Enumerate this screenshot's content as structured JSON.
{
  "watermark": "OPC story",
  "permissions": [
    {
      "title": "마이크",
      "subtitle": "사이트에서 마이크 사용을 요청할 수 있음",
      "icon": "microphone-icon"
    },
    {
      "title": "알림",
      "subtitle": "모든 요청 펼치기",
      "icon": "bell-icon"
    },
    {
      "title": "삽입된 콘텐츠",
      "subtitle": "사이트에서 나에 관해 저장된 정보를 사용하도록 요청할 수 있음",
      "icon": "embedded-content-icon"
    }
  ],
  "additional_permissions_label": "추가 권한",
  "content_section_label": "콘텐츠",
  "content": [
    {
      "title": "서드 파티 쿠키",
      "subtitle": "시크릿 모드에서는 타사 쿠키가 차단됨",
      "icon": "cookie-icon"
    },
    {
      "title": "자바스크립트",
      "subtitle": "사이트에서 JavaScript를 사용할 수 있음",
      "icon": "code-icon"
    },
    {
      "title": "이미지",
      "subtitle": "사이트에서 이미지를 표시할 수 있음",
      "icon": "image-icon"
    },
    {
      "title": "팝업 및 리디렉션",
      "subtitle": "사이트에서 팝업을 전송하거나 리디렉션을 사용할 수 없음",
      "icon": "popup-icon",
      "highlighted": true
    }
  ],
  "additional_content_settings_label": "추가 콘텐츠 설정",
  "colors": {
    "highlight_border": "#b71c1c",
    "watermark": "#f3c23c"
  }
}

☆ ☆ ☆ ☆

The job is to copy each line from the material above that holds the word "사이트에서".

■ Task output:
      "subtitle": "사이트에서 마이크 사용을 요청할 수 있음",
      "subtitle": "사이트에서 나에 관해 저장된 정보를 사용하도록 요청할 수 있음",
      "subtitle": "사이트에서 JavaScript를 사용할 수 있음",
      "subtitle": "사이트에서 이미지를 표시할 수 있음",
      "subtitle": "사이트에서 팝업을 전송하거나 리디렉션을 사용할 수 없음",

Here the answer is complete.